Coulter Christian Houchens, Sr. was born Christmas Day 1917 in a farmhouse in Albemarle County near Charlottesville, Virginia. Born to his farmer father, J.W., and housewife Mother, Maude, Coulter was the 13th child for the family. He was named after the county physician who delivered him, Dr. J. C. Coulter, M.D. When he was just 9 days old, his father and oldest brother were tragically killed in an accident working on the railroad, leaving his mother to raise Coulter and 11 other brothers and sisters on her own.
Coulter left school after 7th grade to work and help the family survive through The Great Depression. Following in the footsteps of his brothers, he joined the army on January 23, 1943. World War II was in full swing by this time and realizing his deployment overseas would be certain, he decided to marry his sweetheart Lucille before leaving the U.S. They married in a civil ceremony on May 18, 1943.
Shortly thereafter, the Allied Forces were gaining momentum and Coulter’s unit was deployed as part of the European Theater of Operations to England and then on to France in July, 1943. He served as a Military Policeman in the 1176th Military Police Company responsible for overseeing prisoners of war from the stockades to worksites, and maintaining law and order in the city streets as well as apprehending saboteurs.

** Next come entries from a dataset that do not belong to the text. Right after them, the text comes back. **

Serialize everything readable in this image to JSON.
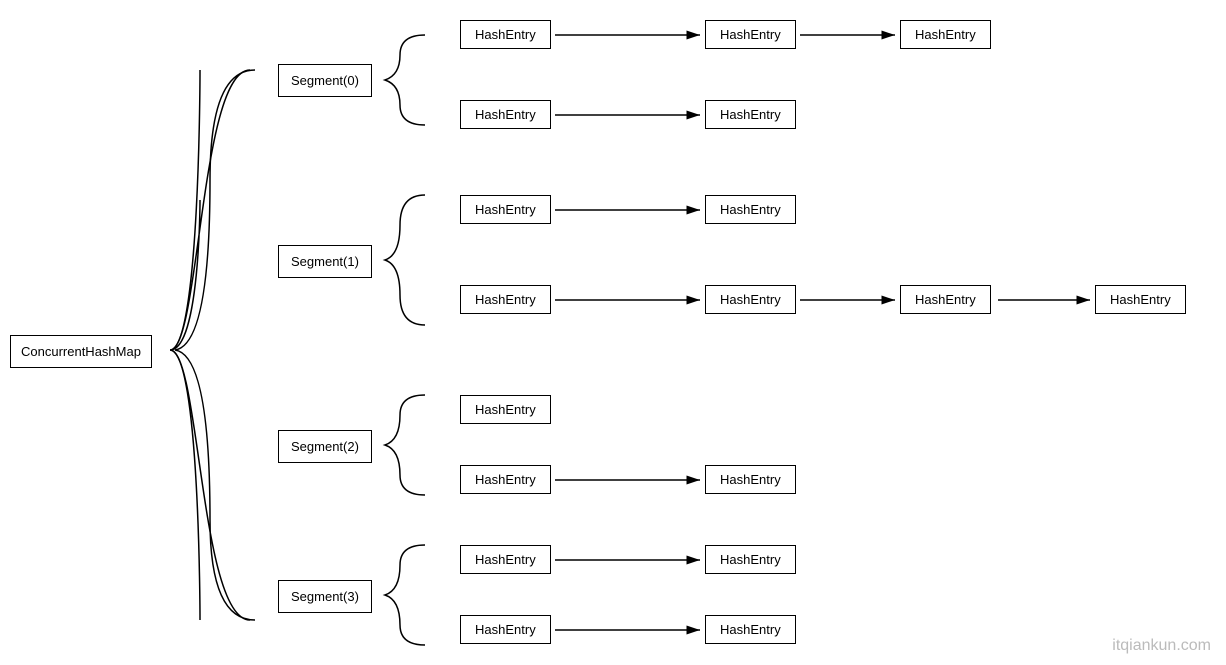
{
  "root": {
    "label": "ConcurrentHashMap"
  },
  "segments": [
    {
      "label": "Segment(0)"
    },
    {
      "label": "Segment(1)"
    },
    {
      "label": "Segment(2)"
    },
    {
      "label": "Segment(3)"
    }
  ],
  "chains": {
    "seg0_row0": [
      "HashEntry",
      "HashEntry",
      "HashEntry"
    ],
    "seg0_row1": [
      "HashEntry",
      "HashEntry"
    ],
    "seg1_row0": [
      "HashEntry",
      "HashEntry"
    ],
    "seg1_row1": [
      "HashEntry",
      "HashEntry",
      "HashEntry",
      "HashEntry"
    ],
    "seg2_row0": [
      "HashEntry"
    ],
    "seg2_row1": [
      "HashEntry",
      "HashEntry"
    ],
    "seg3_row0": [
      "HashEntry",
      "HashEntry"
    ],
    "seg3_row1": [
      "HashEntry",
      "HashEntry"
    ]
  },
  "watermark": "itqiankun.com"
}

He became a motorcycle policeman, and during a raid he was shot off his motorcycle by a German soldier but managed to crawl to safety and secure a nearby building until his unit could arrive.

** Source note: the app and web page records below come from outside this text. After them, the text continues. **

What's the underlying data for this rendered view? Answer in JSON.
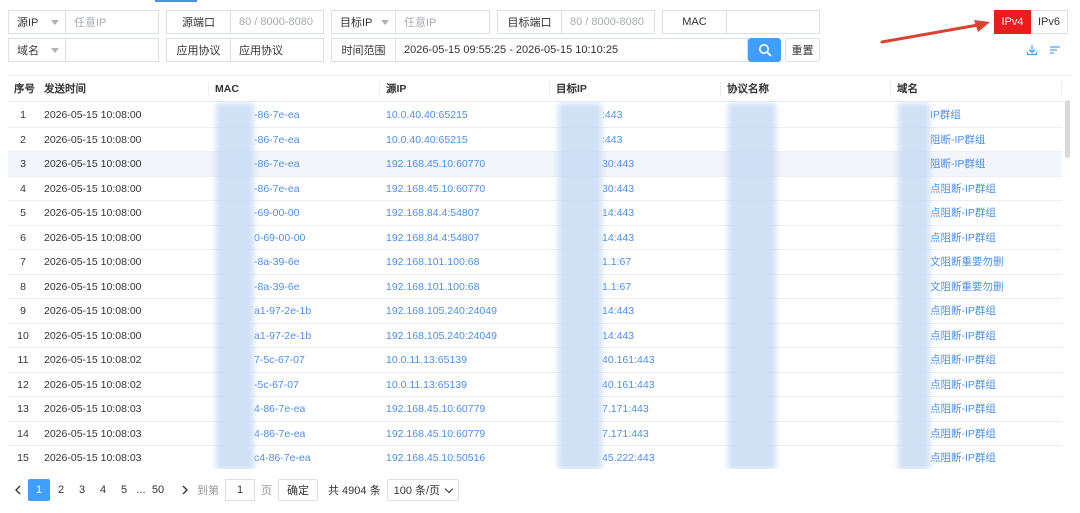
{
  "filters": {
    "src_ip": {
      "select": "源IP",
      "placeholder": "任意IP"
    },
    "src_port": {
      "label": "源端口",
      "placeholder": "80 / 8000-8080"
    },
    "dst_ip": {
      "select": "目标IP",
      "placeholder": "任意IP"
    },
    "dst_port": {
      "label": "目标端口",
      "placeholder": "80 / 8000-8080"
    },
    "mac": {
      "label": "MAC",
      "value": ""
    },
    "domain": {
      "select": "域名",
      "value": ""
    },
    "app_protocol": {
      "label": "应用协议",
      "value": "应用协议"
    },
    "time_range": {
      "label": "时间范围",
      "value": "2026-05-15 09:55:25 - 2026-05-15 10:10:25"
    },
    "reset_label": "重置"
  },
  "ip_toggle": {
    "ipv4": "IPv4",
    "ipv6": "IPv6",
    "active": "IPv4"
  },
  "colors": {
    "primary": "#409eff",
    "active_red": "#ea1c1c",
    "link": "#4e8ee8",
    "arrow": "#d9432f"
  },
  "table": {
    "headers": [
      "序号",
      "发送时间",
      "MAC",
      "源IP",
      "目标IP",
      "协议名称",
      "域名"
    ],
    "rows": [
      {
        "idx": "1",
        "time": "2026-05-15 10:08:00",
        "mac": "-86-7e-ea",
        "src": "10.0.40.40:65215",
        "dst": ":443",
        "proto": "",
        "domain": "IP群组"
      },
      {
        "idx": "2",
        "time": "2026-05-15 10:08:00",
        "mac": "-86-7e-ea",
        "src": "10.0.40.40:65215",
        "dst": ":443",
        "proto": "",
        "domain": "阻断-IP群组"
      },
      {
        "idx": "3",
        "time": "2026-05-15 10:08:00",
        "mac": "-86-7e-ea",
        "src": "192.168.45.10:60770",
        "dst": "30:443",
        "proto": "",
        "domain": "阻断-IP群组"
      },
      {
        "idx": "4",
        "time": "2026-05-15 10:08:00",
        "mac": "-86-7e-ea",
        "src": "192.168.45.10:60770",
        "dst": "30:443",
        "proto": "",
        "domain": "点阻断-IP群组"
      },
      {
        "idx": "5",
        "time": "2026-05-15 10:08:00",
        "mac": "-69-00-00",
        "src": "192.168.84.4:54807",
        "dst": "14:443",
        "proto": "",
        "domain": "点阻断-IP群组"
      },
      {
        "idx": "6",
        "time": "2026-05-15 10:08:00",
        "mac": "0-69-00-00",
        "src": "192.168.84.4:54807",
        "dst": "14:443",
        "proto": "",
        "domain": "点阻断-IP群组"
      },
      {
        "idx": "7",
        "time": "2026-05-15 10:08:00",
        "mac": "-8a-39-6e",
        "src": "192.168.101.100:68",
        "dst": "1.1:67",
        "proto": "",
        "domain": "文阻断重要勿删"
      },
      {
        "idx": "8",
        "time": "2026-05-15 10:08:00",
        "mac": "-8a-39-6e",
        "src": "192.168.101.100:68",
        "dst": "1.1:67",
        "proto": "",
        "domain": "文阻断重要勿删"
      },
      {
        "idx": "9",
        "time": "2026-05-15 10:08:00",
        "mac": "a1-97-2e-1b",
        "src": "192.168.105.240:24049",
        "dst": "14:443",
        "proto": "",
        "domain": "点阻断-IP群组"
      },
      {
        "idx": "10",
        "time": "2026-05-15 10:08:00",
        "mac": "a1-97-2e-1b",
        "src": "192.168.105.240:24049",
        "dst": "14:443",
        "proto": "",
        "domain": "点阻断-IP群组"
      },
      {
        "idx": "11",
        "time": "2026-05-15 10:08:02",
        "mac": "7-5c-67-07",
        "src": "10.0.11.13:65139",
        "dst": "40.161:443",
        "proto": "",
        "domain": "点阻断-IP群组"
      },
      {
        "idx": "12",
        "time": "2026-05-15 10:08:02",
        "mac": "-5c-67-07",
        "src": "10.0.11.13:65139",
        "dst": "40.161:443",
        "proto": "",
        "domain": "点阻断-IP群组"
      },
      {
        "idx": "13",
        "time": "2026-05-15 10:08:03",
        "mac": "4-86-7e-ea",
        "src": "192.168.45.10:60779",
        "dst": "7.171:443",
        "proto": "",
        "domain": "点阻断-IP群组"
      },
      {
        "idx": "14",
        "time": "2026-05-15 10:08:03",
        "mac": "4-86-7e-ea",
        "src": "192.168.45.10:60779",
        "dst": "7.171:443",
        "proto": "",
        "domain": "点阻断-IP群组"
      },
      {
        "idx": "15",
        "time": "2026-05-15 10:08:03",
        "mac": "c4-86-7e-ea",
        "src": "192.168.45.10:50516",
        "dst": "45.222:443",
        "proto": "",
        "domain": "点阻断-IP群组"
      }
    ]
  },
  "pagination": {
    "pages": [
      "1",
      "2",
      "3",
      "4",
      "5",
      "...",
      "50"
    ],
    "active": "1",
    "goto_label": "到第",
    "goto_value": "1",
    "page_unit": "页",
    "confirm": "确定",
    "total": "共 4904 条",
    "page_size": "100 条/页"
  }
}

Coulter had trained as a Golden Gloves boxer prior to joining the Army and often times was persuaded to participate in boxing matches to pass the time for the soldiers away from home.

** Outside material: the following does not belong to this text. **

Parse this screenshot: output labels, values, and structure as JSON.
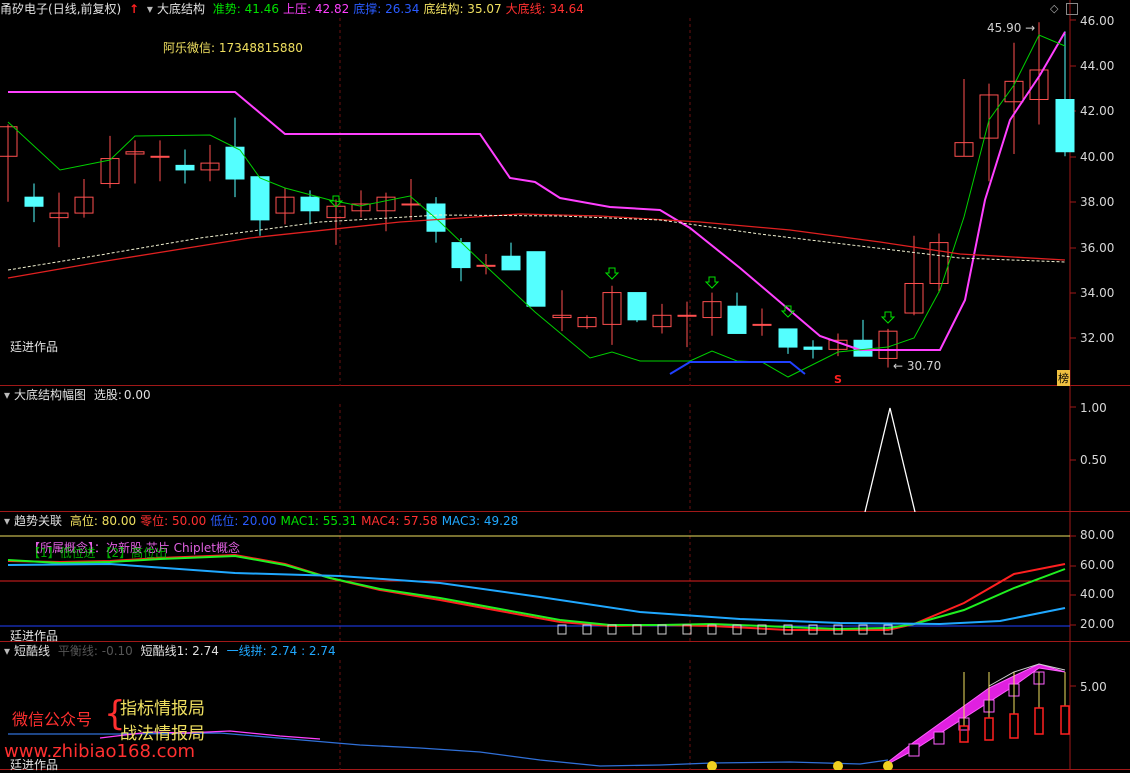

Following Germany’s unconditional surrender on May 8, 1945, being a family man and sole surviving son of his Mother, the Government ordered him home. He arrived back in Charlottesville on December 3, 1945 and received an Honorable Discharge from the U. S. Army on December 8, 1945.
Coulter received the Purple Heart, World War II Victory Medal, the European African Eastern Theater Ribbon, WWII Lapel Button, and the Good Conduct Medal during his military service.
Coulter and his family chose the Gary Sinise Foundation to receive the $2,500 donation made by NFM Salute on Coulter’s behalf. The family is a big supporter of the foundation, since they promote the fact that 100% of the mailed in and online donations go toward supporting the Foundation’s missions. The family is especially fond of the Foundation’s “Building for America’s Bravest” project which builds Smart Homes for disabled Veterans.